Work instruction: All lines in the records that carry the string "green" are to be shown.

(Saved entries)
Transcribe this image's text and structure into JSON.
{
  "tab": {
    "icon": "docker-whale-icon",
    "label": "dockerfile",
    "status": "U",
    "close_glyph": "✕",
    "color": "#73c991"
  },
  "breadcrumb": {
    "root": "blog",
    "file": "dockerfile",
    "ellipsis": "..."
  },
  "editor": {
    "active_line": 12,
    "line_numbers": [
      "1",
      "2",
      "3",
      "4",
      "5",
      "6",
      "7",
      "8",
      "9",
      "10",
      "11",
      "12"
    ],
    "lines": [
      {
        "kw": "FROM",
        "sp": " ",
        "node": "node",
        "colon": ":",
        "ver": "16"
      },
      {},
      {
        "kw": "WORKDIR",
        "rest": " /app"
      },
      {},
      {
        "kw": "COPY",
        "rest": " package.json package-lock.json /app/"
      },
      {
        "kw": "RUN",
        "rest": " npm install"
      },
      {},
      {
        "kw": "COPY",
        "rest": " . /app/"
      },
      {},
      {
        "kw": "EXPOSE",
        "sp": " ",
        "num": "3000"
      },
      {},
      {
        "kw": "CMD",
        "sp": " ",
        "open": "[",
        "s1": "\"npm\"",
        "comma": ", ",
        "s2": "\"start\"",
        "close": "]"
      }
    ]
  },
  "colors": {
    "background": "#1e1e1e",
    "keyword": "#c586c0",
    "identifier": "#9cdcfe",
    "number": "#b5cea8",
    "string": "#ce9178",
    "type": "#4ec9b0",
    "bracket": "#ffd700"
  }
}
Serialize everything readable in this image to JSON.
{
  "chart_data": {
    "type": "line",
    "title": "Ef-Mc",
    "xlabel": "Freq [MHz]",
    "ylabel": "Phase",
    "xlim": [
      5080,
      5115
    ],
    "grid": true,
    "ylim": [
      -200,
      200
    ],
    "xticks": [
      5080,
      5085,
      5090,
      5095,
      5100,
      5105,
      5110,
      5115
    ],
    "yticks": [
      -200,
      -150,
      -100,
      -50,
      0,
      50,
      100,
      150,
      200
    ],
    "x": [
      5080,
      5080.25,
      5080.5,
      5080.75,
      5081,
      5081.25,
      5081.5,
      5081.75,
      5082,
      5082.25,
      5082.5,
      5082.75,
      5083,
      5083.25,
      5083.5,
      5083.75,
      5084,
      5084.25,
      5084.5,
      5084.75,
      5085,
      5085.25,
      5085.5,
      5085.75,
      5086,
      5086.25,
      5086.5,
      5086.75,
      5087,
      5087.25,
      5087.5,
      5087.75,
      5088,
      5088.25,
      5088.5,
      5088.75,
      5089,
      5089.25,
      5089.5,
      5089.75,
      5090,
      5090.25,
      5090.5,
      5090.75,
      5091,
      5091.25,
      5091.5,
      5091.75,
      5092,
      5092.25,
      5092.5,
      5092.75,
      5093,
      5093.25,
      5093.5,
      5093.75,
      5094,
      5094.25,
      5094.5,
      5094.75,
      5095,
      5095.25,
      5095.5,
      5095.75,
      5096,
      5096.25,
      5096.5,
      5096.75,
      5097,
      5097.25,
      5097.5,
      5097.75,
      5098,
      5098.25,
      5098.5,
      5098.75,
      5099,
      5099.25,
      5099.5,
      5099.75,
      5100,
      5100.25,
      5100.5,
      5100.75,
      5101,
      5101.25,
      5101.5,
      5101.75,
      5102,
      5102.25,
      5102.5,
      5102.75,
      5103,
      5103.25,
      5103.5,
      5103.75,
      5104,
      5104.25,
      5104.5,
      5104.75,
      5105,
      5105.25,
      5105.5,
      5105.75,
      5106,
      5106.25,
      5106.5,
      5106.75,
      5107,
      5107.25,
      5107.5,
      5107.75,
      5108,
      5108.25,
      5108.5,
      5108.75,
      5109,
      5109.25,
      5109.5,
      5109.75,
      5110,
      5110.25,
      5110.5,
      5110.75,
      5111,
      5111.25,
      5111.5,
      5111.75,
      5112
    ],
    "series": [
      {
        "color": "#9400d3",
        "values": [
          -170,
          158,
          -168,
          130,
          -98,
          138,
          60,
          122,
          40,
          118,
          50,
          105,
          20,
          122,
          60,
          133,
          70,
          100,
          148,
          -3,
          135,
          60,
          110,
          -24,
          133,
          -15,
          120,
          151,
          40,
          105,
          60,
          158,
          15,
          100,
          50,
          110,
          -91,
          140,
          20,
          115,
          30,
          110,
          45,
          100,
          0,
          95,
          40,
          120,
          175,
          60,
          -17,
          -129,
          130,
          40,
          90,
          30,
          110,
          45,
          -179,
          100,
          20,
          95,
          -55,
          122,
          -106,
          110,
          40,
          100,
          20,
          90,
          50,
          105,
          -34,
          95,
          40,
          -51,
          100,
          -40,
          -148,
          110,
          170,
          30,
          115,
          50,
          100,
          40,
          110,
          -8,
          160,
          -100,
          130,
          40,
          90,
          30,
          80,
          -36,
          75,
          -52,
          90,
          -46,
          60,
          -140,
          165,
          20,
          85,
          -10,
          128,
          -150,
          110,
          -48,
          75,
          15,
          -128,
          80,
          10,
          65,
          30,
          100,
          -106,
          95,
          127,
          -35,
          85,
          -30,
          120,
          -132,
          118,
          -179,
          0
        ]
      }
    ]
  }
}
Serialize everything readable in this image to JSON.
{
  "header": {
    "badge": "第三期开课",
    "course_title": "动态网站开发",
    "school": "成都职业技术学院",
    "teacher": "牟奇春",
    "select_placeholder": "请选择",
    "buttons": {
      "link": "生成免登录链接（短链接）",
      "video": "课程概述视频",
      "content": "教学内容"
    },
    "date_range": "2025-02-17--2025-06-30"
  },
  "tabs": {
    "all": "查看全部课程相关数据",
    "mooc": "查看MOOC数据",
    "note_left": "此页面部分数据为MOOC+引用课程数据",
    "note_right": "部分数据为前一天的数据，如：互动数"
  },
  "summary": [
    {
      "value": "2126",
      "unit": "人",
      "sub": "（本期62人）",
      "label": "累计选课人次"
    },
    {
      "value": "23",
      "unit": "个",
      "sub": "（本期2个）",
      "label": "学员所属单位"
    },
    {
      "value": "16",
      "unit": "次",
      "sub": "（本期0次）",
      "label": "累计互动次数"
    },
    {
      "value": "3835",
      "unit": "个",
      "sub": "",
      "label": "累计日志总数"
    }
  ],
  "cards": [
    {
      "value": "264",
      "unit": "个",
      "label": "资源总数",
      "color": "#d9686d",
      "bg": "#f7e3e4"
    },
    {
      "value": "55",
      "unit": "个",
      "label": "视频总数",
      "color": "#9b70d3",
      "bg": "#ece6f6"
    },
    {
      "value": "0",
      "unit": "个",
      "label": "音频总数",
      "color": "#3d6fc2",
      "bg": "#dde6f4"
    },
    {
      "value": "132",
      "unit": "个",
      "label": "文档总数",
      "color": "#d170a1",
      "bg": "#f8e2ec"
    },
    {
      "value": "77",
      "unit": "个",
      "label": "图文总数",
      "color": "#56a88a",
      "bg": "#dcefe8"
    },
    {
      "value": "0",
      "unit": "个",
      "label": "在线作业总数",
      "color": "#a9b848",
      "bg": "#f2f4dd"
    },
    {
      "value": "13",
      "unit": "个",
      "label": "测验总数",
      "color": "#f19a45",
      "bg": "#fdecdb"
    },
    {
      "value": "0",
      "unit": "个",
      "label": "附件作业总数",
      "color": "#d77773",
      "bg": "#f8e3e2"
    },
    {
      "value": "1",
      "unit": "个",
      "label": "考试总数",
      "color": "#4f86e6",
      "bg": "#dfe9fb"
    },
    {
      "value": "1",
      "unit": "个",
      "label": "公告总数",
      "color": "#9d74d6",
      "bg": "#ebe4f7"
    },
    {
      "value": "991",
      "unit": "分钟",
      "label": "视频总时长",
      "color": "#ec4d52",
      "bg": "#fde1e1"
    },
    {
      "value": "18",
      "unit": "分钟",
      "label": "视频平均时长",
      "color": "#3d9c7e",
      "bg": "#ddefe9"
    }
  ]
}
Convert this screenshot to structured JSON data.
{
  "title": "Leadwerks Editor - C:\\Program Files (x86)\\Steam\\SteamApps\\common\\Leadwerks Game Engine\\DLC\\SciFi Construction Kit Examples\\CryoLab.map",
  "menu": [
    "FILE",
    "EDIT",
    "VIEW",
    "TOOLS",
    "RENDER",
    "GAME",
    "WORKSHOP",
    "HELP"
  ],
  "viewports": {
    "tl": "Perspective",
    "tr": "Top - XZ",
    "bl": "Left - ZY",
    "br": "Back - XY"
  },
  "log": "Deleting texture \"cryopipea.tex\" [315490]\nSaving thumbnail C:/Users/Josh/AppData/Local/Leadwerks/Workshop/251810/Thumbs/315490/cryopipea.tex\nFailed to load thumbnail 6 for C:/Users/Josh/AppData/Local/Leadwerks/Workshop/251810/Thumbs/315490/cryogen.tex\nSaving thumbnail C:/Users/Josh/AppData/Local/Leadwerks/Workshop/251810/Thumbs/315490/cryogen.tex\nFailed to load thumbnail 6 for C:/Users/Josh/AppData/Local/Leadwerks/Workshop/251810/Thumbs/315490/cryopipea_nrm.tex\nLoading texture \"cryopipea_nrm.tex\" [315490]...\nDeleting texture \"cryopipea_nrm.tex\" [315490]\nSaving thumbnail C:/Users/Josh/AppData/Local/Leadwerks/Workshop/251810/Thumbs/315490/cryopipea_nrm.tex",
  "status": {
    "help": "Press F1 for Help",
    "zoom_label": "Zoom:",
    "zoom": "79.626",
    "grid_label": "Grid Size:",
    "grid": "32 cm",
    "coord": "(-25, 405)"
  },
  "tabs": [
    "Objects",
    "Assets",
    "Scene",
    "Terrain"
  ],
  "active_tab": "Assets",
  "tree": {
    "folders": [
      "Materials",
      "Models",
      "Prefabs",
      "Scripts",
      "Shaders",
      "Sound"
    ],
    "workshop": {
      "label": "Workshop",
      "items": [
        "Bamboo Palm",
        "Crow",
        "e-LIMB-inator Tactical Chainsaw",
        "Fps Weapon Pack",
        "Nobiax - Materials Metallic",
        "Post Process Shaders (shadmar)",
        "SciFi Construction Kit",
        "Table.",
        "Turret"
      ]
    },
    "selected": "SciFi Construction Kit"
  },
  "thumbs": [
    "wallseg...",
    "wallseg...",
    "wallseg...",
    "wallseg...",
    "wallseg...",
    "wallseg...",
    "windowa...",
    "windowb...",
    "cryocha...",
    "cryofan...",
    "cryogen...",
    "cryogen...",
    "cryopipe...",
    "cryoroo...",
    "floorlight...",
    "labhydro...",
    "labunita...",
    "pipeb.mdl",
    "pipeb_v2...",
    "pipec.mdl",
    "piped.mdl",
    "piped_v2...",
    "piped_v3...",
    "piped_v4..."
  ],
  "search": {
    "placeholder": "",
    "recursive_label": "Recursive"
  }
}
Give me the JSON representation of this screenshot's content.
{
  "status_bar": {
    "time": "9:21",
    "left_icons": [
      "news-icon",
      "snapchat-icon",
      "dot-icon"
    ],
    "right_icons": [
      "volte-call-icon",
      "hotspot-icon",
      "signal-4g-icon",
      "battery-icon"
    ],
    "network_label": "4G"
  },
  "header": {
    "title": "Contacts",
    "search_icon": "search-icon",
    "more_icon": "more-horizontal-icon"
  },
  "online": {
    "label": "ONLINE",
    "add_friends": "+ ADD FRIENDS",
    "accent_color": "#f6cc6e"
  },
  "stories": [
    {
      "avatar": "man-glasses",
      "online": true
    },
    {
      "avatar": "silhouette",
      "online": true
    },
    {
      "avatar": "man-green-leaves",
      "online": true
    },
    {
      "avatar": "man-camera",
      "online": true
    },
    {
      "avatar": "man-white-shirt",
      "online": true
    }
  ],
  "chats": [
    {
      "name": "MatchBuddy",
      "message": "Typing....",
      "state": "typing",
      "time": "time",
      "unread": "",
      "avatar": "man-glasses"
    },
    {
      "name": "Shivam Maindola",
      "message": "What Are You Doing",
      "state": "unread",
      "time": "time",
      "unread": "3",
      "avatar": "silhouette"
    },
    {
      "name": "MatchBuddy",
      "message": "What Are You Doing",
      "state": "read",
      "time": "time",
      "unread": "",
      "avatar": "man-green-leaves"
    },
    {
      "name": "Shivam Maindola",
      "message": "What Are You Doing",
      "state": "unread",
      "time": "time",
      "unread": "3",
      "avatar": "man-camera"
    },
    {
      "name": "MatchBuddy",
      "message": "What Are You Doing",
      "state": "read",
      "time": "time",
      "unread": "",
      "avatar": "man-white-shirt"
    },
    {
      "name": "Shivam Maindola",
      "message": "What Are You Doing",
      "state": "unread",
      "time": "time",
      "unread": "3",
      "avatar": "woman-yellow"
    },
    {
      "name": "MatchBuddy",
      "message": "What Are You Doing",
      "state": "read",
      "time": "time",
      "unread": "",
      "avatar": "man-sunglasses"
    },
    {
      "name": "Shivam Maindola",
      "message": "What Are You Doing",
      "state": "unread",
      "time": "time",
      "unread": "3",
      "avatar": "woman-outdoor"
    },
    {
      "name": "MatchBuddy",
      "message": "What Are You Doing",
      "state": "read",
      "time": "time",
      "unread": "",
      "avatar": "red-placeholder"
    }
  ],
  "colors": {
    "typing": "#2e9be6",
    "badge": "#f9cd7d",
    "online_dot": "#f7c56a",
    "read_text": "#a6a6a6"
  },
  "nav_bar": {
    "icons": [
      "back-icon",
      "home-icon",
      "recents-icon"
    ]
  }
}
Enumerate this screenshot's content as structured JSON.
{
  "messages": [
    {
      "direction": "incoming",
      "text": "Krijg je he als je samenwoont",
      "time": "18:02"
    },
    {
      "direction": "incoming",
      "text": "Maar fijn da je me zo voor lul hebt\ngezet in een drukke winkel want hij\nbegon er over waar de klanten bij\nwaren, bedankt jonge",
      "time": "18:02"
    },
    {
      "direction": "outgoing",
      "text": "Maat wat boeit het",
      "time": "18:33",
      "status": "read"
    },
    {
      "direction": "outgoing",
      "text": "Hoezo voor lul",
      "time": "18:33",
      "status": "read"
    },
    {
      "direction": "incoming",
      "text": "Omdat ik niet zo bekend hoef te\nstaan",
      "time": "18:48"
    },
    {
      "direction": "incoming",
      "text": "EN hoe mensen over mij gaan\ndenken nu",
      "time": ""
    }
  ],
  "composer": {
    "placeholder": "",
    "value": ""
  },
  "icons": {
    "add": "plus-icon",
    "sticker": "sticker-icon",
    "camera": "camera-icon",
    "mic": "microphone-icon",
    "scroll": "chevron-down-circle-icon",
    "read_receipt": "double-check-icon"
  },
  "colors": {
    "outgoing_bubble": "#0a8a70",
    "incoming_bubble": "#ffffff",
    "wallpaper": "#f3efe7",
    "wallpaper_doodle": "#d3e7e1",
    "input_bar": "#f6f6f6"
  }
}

Answer to the exercise:
      "avatar": "man-green-leaves",
      "avatar": "man-green-leaves"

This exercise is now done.